PROBLEM ▸
Every single entry must be reproduced precisely.

RECORDS FOR THE EXERCISE ▸

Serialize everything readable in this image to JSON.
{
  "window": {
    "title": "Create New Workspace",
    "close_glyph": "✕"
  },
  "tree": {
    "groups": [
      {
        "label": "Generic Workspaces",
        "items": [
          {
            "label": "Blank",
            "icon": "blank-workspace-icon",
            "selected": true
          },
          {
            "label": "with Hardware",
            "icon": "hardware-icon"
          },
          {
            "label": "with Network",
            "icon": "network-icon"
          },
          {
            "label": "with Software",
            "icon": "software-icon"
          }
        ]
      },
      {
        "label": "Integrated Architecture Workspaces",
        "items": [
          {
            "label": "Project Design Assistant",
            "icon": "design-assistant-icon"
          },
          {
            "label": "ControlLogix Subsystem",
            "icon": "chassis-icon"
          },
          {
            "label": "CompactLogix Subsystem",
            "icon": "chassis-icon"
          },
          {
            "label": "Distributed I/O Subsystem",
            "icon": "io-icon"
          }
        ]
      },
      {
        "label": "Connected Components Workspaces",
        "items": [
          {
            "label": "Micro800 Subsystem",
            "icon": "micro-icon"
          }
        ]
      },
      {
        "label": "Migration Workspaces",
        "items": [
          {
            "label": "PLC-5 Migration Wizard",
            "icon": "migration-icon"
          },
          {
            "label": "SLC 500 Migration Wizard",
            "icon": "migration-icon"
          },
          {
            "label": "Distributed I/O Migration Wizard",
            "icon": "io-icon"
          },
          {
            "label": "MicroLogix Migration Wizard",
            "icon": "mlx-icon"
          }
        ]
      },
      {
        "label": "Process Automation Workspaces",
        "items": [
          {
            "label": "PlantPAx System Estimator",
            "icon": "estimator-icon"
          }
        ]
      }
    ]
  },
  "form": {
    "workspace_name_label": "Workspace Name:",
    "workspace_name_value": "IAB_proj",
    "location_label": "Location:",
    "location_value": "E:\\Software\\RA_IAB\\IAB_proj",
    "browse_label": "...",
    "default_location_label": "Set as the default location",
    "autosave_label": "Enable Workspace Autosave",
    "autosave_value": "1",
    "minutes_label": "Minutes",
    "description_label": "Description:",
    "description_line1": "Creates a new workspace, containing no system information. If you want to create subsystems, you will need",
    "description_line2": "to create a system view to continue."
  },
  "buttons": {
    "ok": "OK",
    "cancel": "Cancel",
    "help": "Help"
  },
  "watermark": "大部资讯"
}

OUTPUT OF THE TASK ▸
Serialize everything readable in this image to JSON.
{
  "window": {
    "title": "Create New Workspace",
    "close_glyph": "✕"
  },
  "tree": {
    "groups": [
      {
        "label": "Generic Workspaces",
        "items": [
          {
            "label": "Blank",
            "icon": "blank-workspace-icon",
            "selected": true
          },
          {
            "label": "with Hardware",
            "icon": "hardware-icon"
          },
          {
            "label": "with Network",
            "icon": "network-icon"
          },
          {
            "label": "with Software",
            "icon": "software-icon"
          }
        ]
      },
      {
        "label": "Integrated Architecture Workspaces",
        "items": [
          {
            "label": "Project Design Assistant",
            "icon": "design-assistant-icon"
          },
          {
            "label": "ControlLogix Subsystem",
            "icon": "chassis-icon"
          },
          {
            "label": "CompactLogix Subsystem",
            "icon": "chassis-icon"
          },
          {
            "label": "Distributed I/O Subsystem",
            "icon": "io-icon"
          }
        ]
      },
      {
        "label": "Connected Components Workspaces",
        "items": [
          {
            "label": "Micro800 Subsystem",
            "icon": "micro-icon"
          }
        ]
      },
      {
        "label": "Migration Workspaces",
        "items": [
          {
            "label": "PLC-5 Migration Wizard",
            "icon": "migration-icon"
          },
          {
            "label": "SLC 500 Migration Wizard",
            "icon": "migration-icon"
          },
          {
            "label": "Distributed I/O Migration Wizard",
            "icon": "io-icon"
          },
          {
            "label": "MicroLogix Migration Wizard",
            "icon": "mlx-icon"
          }
        ]
      },
      {
        "label": "Process Automation Workspaces",
        "items": [
          {
            "label": "PlantPAx System Estimator",
            "icon": "estimator-icon"
          }
        ]
      }
    ]
  },
  "form": {
    "workspace_name_label": "Workspace Name:",
    "workspace_name_value": "IAB_proj",
    "location_label": "Location:",
    "location_value": "E:\\Software\\RA_IAB\\IAB_proj",
    "browse_label": "...",
    "default_location_label": "Set as the default location",
    "autosave_label": "Enable Workspace Autosave",
    "autosave_value": "1",
    "minutes_label": "Minutes",
    "description_label": "Description:",
    "description_line1": "Creates a new workspace, containing no system information. If you want to create subsystems, you will need",
    "description_line2": "to create a system view to continue."
  },
  "buttons": {
    "ok": "OK",
    "cancel": "Cancel",
    "help": "Help"
  },
  "watermark": "大部资讯"
}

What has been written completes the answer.